═══ Data to examine

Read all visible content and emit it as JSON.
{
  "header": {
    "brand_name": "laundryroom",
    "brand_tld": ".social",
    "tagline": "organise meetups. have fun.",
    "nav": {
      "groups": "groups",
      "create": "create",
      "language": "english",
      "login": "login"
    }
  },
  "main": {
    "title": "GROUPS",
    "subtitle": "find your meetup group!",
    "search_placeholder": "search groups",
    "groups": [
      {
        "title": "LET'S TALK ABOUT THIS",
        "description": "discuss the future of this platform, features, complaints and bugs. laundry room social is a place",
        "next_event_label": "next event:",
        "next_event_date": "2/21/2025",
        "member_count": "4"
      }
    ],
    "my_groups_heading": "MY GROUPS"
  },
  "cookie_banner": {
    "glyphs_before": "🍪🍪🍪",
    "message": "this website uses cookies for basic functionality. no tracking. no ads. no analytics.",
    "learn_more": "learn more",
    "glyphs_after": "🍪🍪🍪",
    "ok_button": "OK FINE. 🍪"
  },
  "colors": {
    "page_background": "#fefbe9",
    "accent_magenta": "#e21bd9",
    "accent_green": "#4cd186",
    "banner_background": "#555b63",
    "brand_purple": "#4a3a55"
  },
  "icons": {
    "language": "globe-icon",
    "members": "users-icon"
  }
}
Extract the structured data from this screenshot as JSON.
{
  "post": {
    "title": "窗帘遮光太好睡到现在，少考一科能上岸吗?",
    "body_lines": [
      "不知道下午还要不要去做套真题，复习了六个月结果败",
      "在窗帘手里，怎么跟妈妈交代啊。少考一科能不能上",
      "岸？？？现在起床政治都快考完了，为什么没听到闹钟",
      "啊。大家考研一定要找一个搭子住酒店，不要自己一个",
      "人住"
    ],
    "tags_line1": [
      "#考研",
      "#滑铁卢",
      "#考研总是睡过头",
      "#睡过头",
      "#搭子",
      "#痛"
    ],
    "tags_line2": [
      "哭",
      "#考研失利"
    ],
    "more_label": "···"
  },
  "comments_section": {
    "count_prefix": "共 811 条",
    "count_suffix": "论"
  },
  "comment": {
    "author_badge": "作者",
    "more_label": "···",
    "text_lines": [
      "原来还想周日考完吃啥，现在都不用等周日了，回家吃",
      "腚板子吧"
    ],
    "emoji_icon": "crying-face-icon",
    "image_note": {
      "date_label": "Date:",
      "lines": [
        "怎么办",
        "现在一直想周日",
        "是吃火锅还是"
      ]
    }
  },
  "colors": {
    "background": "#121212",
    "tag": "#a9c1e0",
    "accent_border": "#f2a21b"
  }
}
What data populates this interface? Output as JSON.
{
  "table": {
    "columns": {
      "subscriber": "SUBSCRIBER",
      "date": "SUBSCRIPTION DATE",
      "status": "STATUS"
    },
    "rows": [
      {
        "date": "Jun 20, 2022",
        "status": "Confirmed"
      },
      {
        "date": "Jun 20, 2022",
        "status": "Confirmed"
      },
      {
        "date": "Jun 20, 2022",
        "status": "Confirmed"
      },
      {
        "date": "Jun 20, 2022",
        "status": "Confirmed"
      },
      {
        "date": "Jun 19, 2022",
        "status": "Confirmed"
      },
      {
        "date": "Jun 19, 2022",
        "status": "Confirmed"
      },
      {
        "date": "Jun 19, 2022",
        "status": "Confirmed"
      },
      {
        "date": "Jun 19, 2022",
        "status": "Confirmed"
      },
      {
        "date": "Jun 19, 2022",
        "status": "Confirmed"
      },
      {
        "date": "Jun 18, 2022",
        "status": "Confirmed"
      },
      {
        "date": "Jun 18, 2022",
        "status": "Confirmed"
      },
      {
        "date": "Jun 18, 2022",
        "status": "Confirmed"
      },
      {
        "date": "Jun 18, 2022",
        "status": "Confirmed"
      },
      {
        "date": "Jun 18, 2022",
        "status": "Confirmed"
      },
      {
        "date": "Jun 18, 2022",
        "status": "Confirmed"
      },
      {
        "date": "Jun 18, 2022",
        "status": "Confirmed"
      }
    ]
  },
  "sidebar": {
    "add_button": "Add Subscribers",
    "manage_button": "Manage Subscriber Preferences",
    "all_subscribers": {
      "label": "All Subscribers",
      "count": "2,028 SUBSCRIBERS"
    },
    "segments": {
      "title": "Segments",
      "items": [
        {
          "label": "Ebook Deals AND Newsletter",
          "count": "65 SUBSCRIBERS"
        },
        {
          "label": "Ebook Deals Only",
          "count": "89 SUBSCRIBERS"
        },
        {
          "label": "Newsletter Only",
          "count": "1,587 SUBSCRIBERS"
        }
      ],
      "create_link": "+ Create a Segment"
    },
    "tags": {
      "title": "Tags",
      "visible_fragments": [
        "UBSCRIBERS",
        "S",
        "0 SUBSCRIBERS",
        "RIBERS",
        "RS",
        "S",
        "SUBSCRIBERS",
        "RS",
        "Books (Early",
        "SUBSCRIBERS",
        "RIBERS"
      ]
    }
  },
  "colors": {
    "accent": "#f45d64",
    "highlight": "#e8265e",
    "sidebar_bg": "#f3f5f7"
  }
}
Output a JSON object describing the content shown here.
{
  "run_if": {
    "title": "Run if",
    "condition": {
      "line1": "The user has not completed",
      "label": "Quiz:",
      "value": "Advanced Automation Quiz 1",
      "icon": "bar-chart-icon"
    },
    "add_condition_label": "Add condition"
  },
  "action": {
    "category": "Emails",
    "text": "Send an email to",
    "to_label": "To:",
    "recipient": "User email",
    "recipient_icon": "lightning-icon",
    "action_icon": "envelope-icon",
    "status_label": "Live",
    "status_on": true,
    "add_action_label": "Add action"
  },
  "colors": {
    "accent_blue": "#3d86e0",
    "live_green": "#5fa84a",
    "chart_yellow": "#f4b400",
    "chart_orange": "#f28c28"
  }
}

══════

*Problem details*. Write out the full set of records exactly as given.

*Result for this task*.
Read all visible content and emit it as JSON.
{
  "header": {
    "brand_name": "laundryroom",
    "brand_tld": ".social",
    "tagline": "organise meetups. have fun.",
    "nav": {
      "groups": "groups",
      "create": "create",
      "language": "english",
      "login": "login"
    }
  },
  "main": {
    "title": "GROUPS",
    "subtitle": "find your meetup group!",
    "search_placeholder": "search groups",
    "groups": [
      {
        "title": "LET'S TALK ABOUT THIS",
        "description": "discuss the future of this platform, features, complaints and bugs. laundry room social is a place",
        "next_event_label": "next event:",
        "next_event_date": "2/21/2025",
        "member_count": "4"
      }
    ],
    "my_groups_heading": "MY GROUPS"
  },
  "cookie_banner": {
    "glyphs_before": "🍪🍪🍪",
    "message": "this website uses cookies for basic functionality. no tracking. no ads. no analytics.",
    "learn_more": "learn more",
    "glyphs_after": "🍪🍪🍪",
    "ok_button": "OK FINE. 🍪"
  },
  "colors": {
    "page_background": "#fefbe9",
    "accent_magenta": "#e21bd9",
    "accent_green": "#4cd186",
    "banner_background": "#555b63",
    "brand_purple": "#4a3a55"
  },
  "icons": {
    "language": "globe-icon",
    "members": "users-icon"
  }
}
Extract the structured data from this screenshot as JSON.
{
  "post": {
    "title": "窗帘遮光太好睡到现在，少考一科能上岸吗?",
    "body_lines": [
      "不知道下午还要不要去做套真题，复习了六个月结果败",
      "在窗帘手里，怎么跟妈妈交代啊。少考一科能不能上",
      "岸？？？现在起床政治都快考完了，为什么没听到闹钟",
      "啊。大家考研一定要找一个搭子住酒店，不要自己一个",
      "人住"
    ],
    "tags_line1": [
      "#考研",
      "#滑铁卢",
      "#考研总是睡过头",
      "#睡过头",
      "#搭子",
      "#痛"
    ],
    "tags_line2": [
      "哭",
      "#考研失利"
    ],
    "more_label": "···"
  },
  "comments_section": {
    "count_prefix": "共 811 条",
    "count_suffix": "论"
  },
  "comment": {
    "author_badge": "作者",
    "more_label": "···",
    "text_lines": [
      "原来还想周日考完吃啥，现在都不用等周日了，回家吃",
      "腚板子吧"
    ],
    "emoji_icon": "crying-face-icon",
    "image_note": {
      "date_label": "Date:",
      "lines": [
        "怎么办",
        "现在一直想周日",
        "是吃火锅还是"
      ]
    }
  },
  "colors": {
    "background": "#121212",
    "tag": "#a9c1e0",
    "accent_border": "#f2a21b"
  }
}
What data populates this interface? Output as JSON.
{
  "table": {
    "columns": {
      "subscriber": "SUBSCRIBER",
      "date": "SUBSCRIPTION DATE",
      "status": "STATUS"
    },
    "rows": [
      {
        "date": "Jun 20, 2022",
        "status": "Confirmed"
      },
      {
        "date": "Jun 20, 2022",
        "status": "Confirmed"
      },
      {
        "date": "Jun 20, 2022",
        "status": "Confirmed"
      },
      {
        "date": "Jun 20, 2022",
        "status": "Confirmed"
      },
      {
        "date": "Jun 19, 2022",
        "status": "Confirmed"
      },
      {
        "date": "Jun 19, 2022",
        "status": "Confirmed"
      },
      {
        "date": "Jun 19, 2022",
        "status": "Confirmed"
      },
      {
        "date": "Jun 19, 2022",
        "status": "Confirmed"
      },
      {
        "date": "Jun 19, 2022",
        "status": "Confirmed"
      },
      {
        "date": "Jun 18, 2022",
        "status": "Confirmed"
      },
      {
        "date": "Jun 18, 2022",
        "status": "Confirmed"
      },
      {
        "date": "Jun 18, 2022",
        "status": "Confirmed"
      },
      {
        "date": "Jun 18, 2022",
        "status": "Confirmed"
      },
      {
        "date": "Jun 18, 2022",
        "status": "Confirmed"
      },
      {
        "date": "Jun 18, 2022",
        "status": "Confirmed"
      },
      {
        "date": "Jun 18, 2022",
        "status": "Confirmed"
      }
    ]
  },
  "sidebar": {
    "add_button": "Add Subscribers",
    "manage_button": "Manage Subscriber Preferences",
    "all_subscribers": {
      "label": "All Subscribers",
      "count": "2,028 SUBSCRIBERS"
    },
    "segments": {
      "title": "Segments",
      "items": [
        {
          "label": "Ebook Deals AND Newsletter",
          "count": "65 SUBSCRIBERS"
        },
        {
          "label": "Ebook Deals Only",
          "count": "89 SUBSCRIBERS"
        },
        {
          "label": "Newsletter Only",
          "count": "1,587 SUBSCRIBERS"
        }
      ],
      "create_link": "+ Create a Segment"
    },
    "tags": {
      "title": "Tags",
      "visible_fragments": [
        "UBSCRIBERS",
        "S",
        "0 SUBSCRIBERS",
        "RIBERS",
        "RS",
        "S",
        "SUBSCRIBERS",
        "RS",
        "Books (Early",
        "SUBSCRIBERS",
        "RIBERS"
      ]
    }
  },
  "colors": {
    "accent": "#f45d64",
    "highlight": "#e8265e",
    "sidebar_bg": "#f3f5f7"
  }
}
Output a JSON object describing the content shown here.
{
  "run_if": {
    "title": "Run if",
    "condition": {
      "line1": "The user has not completed",
      "label": "Quiz:",
      "value": "Advanced Automation Quiz 1",
      "icon": "bar-chart-icon"
    },
    "add_condition_label": "Add condition"
  },
  "action": {
    "category": "Emails",
    "text": "Send an email to",
    "to_label": "To:",
    "recipient": "User email",
    "recipient_icon": "lightning-icon",
    "action_icon": "envelope-icon",
    "status_label": "Live",
    "status_on": true,
    "add_action_label": "Add action"
  },
  "colors": {
    "accent_blue": "#3d86e0",
    "live_green": "#5fa84a",
    "chart_yellow": "#f4b400",
    "chart_orange": "#f28c28"
  }
}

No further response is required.